Chief Mass Communication Spc. Keith DeVinney sleeps between exercises during Fleet Combat Camera Pacific's Winter Quick Shot 2013 combined field training exercise in the Angeles National Forest near Azusa, Calif., Feb. 17, 2013. (U.S. Navy/Mass Communication Specialist 1st Class Peter D. Blair)

(Reuters Health) - Soldiers who experience sleep problems during basic combat training may be more likely to struggle with psychological distress, attention difficulties, and anger issues during their entry into the military, a recent study suggests.

"These results show that it would probably be useful to check in with new soldiers over time because sleep problems can be a signal that a soldier is encountering difficulties," said Amanda Adrian, lead author of the study and a research psychologist at the Center for Military Psychiatry and Neuroscience at Walter Reed Army Institute of Research in Silver Spring, Maryland.

"Addressing sleep problems early on should help set soldiers up for success as they transition into their next unit of assignment," she said by email.

Read More Show Less
The Armed Forces Service Medal has a green, blue and yellow ribbon and a bronze medal featuring a torch like that held by the Statue of Liberty. (U.S. Air Force/Staff Sgt. Alexx Pons)

Editor's Note: This article by Gina Harkins originally appeared, a leading source of news for the military and veteran community.

Thousands of U.S. service members who've been sent to operate along the Mexico border will receive a military award reserved for troops who "encounter no foreign armed opposition or imminent hostile action."

The Pentagon has authorized troops who have deployed to the border to assist U.S. Customs and Border Protection (CBP) since last April to receive the Armed Forces Service Medal. Details about the decision were included in a Marine Corps administrative message in response to authorization from the Defense Department.

There is no end date for the award since the operation remains ongoing.

Read More Show Less
Photo: US District Court for the Eastern District of Virginia

A former sailor who was busted buying firearms with his military discount and then reselling some of them to criminals is proving to be a wealth of information for federal investigators.
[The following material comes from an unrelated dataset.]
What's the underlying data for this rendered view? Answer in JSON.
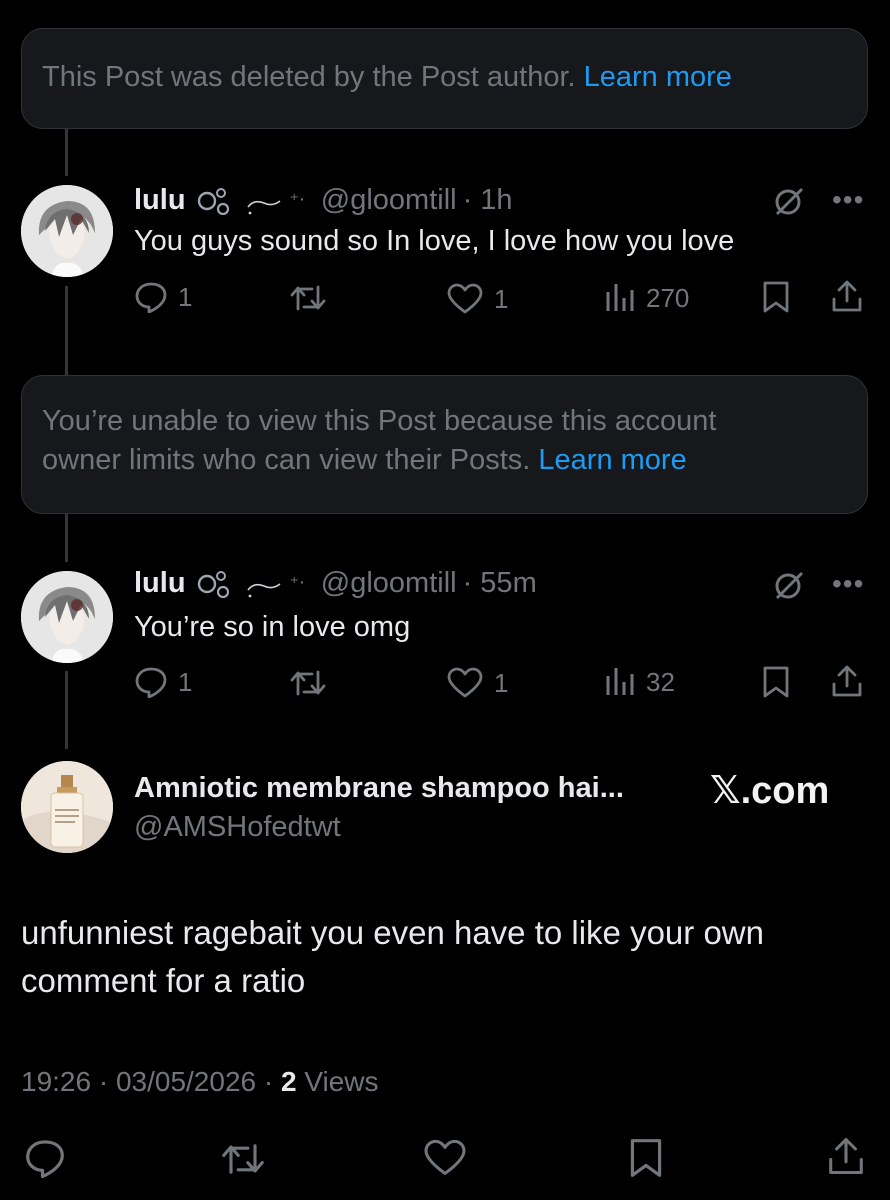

Julio Pino used his iPhone to record most, if not all, of his sales, court documents said. He even went so far as to review the buyers' driver's license on camera.

It is unclear how many of Pino's customer's now face criminal charges of their own. Federal indictments generally don't provide that level of detail and Assistant U.S. Attorney William B. Jackson declined to comment.

Read More Show Less
Photo illustration by Paul Szoldra/Task & Purpose

It all began with a medical check.

Carson Thomas, a healthy and fit 20-year-old infantryman who had joined the Army after a brief stint in college, figured he should tell the medics about the pain in his groin he had been feeling. It was Feb. 12, 2012, and the senior medic looked him over and decided to send him to sick call at the base hospital.

It seemed almost routine, something the Army doctors would be able to diagnose and fix so he could get back to being a grunt.

Now looking back on what happened some seven years later, it was anything but routine.

Read More Show Less
U.S. Army Cpt. Katrina Hopkins and Chief Warrant Officer 2 James Rogers, assigned to Task Force Warhorse, pilot a UH-60 Black Hawk helicopter during a medical evacuation (MEDEVAC) operation at Camp Taji, Iraq, Dec. 18, 2018. (U.S. Army photo by Spc. Javion Siders)

U.S. forces must now ask the Iraqi military for permission to fly in Iraqi airspace before coming to the aid of U.S. troops under fire, a top military spokesman said.

However, the mandatory approval process is not expected to slow down the time it takes the U.S. military to launch close air support and casualty evacuation missions for troops in the middle of a fight, said Army Col. James Rawlinson, a spokesman for Combined Joint Task Force-Operation Inherent Resolve.

Read More Show Less